The blow sent lava-hot java sloshing over Elbanna, who “sustained serious personal injuries,” his statement of claim says.

None of the allegations have been proven in court.

It was St. Patrick’s Day when Elbanna made his allegedly ill-fated purchase at the South Keys Starbucks.

The catastrophic cuppa left him scarred and scared, he claims.

Elbanna suffered injuries to his left hand “as well as a severe shock to his system, together with a general wearing and tearing of all the muscles and ligaments of his body,” the statement of claim alleges.

He is also traumatized, depressed and haunted by “a diminished sense of body image, embarrassment and self-consciousness as a result of his scarring,” it’s alleged.

Starbucks failed, Elbanna claims, to warn him “of the danger posed by the hot coffee” and he alleges the company knew or should have known that the coffee was being served at dangerously high temperatures.

Those temperatures, he claims, are “far in excess of any reasonable temperature at which the coffee … could be suitable for immediate consumption.”

(A Starbucks coffee purchased by the Sun said “Caution hot” in block capital letters and in both official languages on the lid. The cardboard sleeve said, “Caution: Very Hot” while the cup itself said: “Careful, the beverage you’re about to enjoy is extremely hot.”)

Elbanna also alleges the company staffed its store with improperly trained or incompetent baristas and that the store was too cluttered with tables and chairs.

Elbanna is being represented by Mississauga injury lawyer Sunish Uppal of UL Injury & Disability Law, the phone number of which is given as 1-8-444-IN-PAIN.

Uppal said he would seek Elbanna’s permission to speak about the matter, but he could not immediately reach his client.

Attempts to reach Elbanna directly were unsuccessful.

A Starbucks spokeswoman said the company had not yet been served with the lawsuit but was “very concerned.”

Starbucks promised to “thoroughly investigate the allegations once we have additional information.”

“The safety of our customers is our top priority,” the company said.


Gamal Elbanna’s $1-million damages claim is a far cry from the infamous $2.9-million award an American jury gave to New Mexican senior Stella Liebeck, who burned herself on McDonald’s coffee in 1992.

(That award, however, was substantially reduced by the judge and the case was ultimately settled privately before an appeal could be heard.)

In Canada the damages claim seems wildly optimistic.

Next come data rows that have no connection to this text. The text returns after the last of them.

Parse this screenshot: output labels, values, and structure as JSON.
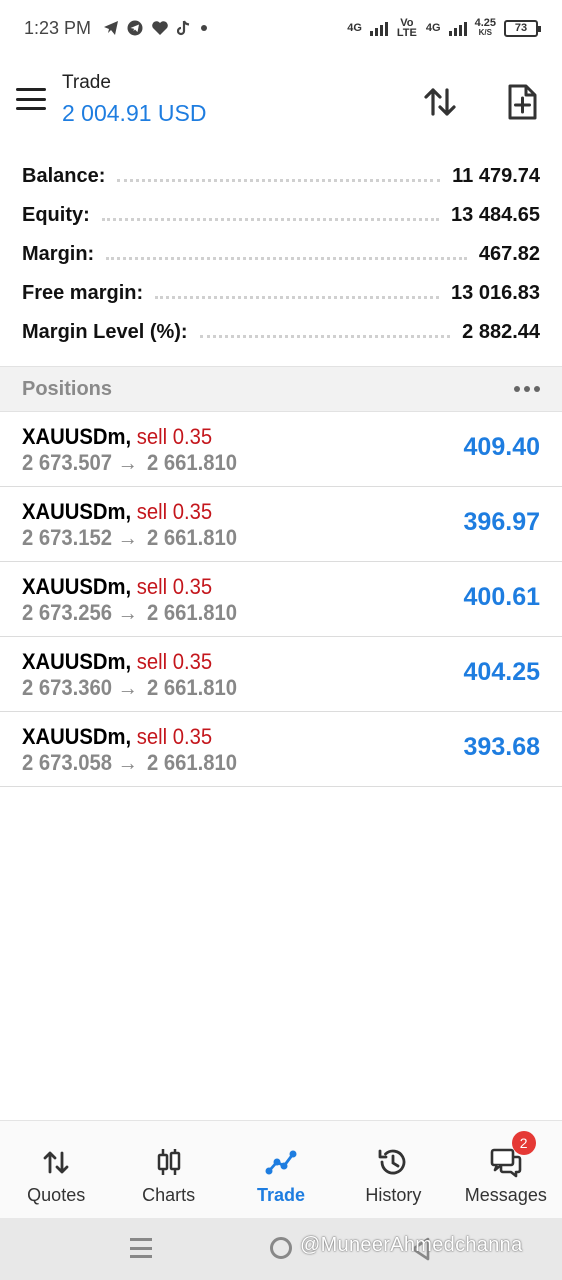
{
  "status_bar": {
    "time": "1:23 PM",
    "app_icons": [
      "telegram-icon",
      "telegram-icon",
      "heart-icon",
      "tiktok-icon",
      "dot-icon"
    ],
    "net1": "4G",
    "volte": "Vo LTE",
    "net2": "4G",
    "speed": "4.25",
    "speed_unit": "K/S",
    "battery": "73"
  },
  "header": {
    "title": "Trade",
    "subtitle": "2 004.91 USD"
  },
  "summary": [
    {
      "label": "Balance:",
      "value": "11 479.74"
    },
    {
      "label": "Equity:",
      "value": "13 484.65"
    },
    {
      "label": "Margin:",
      "value": "467.82"
    },
    {
      "label": "Free margin:",
      "value": "13 016.83"
    },
    {
      "label": "Margin Level (%):",
      "value": "2 882.44"
    }
  ],
  "positions_header": "Positions",
  "positions": [
    {
      "symbol": "XAUUSDm,",
      "side": "sell 0.35",
      "open": "2 673.507",
      "arrow": "→",
      "current": "2 661.810",
      "profit": "409.40"
    },
    {
      "symbol": "XAUUSDm,",
      "side": "sell 0.35",
      "open": "2 673.152",
      "arrow": "→",
      "current": "2 661.810",
      "profit": "396.97"
    },
    {
      "symbol": "XAUUSDm,",
      "side": "sell 0.35",
      "open": "2 673.256",
      "arrow": "→",
      "current": "2 661.810",
      "profit": "400.61"
    },
    {
      "symbol": "XAUUSDm,",
      "side": "sell 0.35",
      "open": "2 673.360",
      "arrow": "→",
      "current": "2 661.810",
      "profit": "404.25"
    },
    {
      "symbol": "XAUUSDm,",
      "side": "sell 0.35",
      "open": "2 673.058",
      "arrow": "→",
      "current": "2 661.810",
      "profit": "393.68"
    }
  ],
  "bottom_nav": [
    {
      "label": "Quotes",
      "icon": "quotes-icon",
      "active": false
    },
    {
      "label": "Charts",
      "icon": "charts-icon",
      "active": false
    },
    {
      "label": "Trade",
      "icon": "trade-icon",
      "active": true
    },
    {
      "label": "History",
      "icon": "history-icon",
      "active": false
    },
    {
      "label": "Messages",
      "icon": "messages-icon",
      "active": false,
      "badge": "2"
    }
  ],
  "watermark": "@MuneerAhmedchanna",
  "colors": {
    "accent": "#1e7de0",
    "sell": "#c4161c",
    "badge": "#e53935"
  }
}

A Brantford, Ont. judge awarded just $8,000 to Melanie Lamky after a cup of Tim Hortons coffee scalded her in 2003.

Lamky had sued after the fifth cup jammed in the centre of a four-cup cardboard tray lost its lid and exploded in a moving Ford Explorer.

In his 2004 decision, the judge called it a “defensible lawsuit” and noted that all would likely have been well “had the Plaintiff placed the fifth beverage in the beverage holder.”

But Tim Hortons didn’t attempt to defend itself and Lamky won a default judgement against the coffee chain. She also got over $4,000 in costs.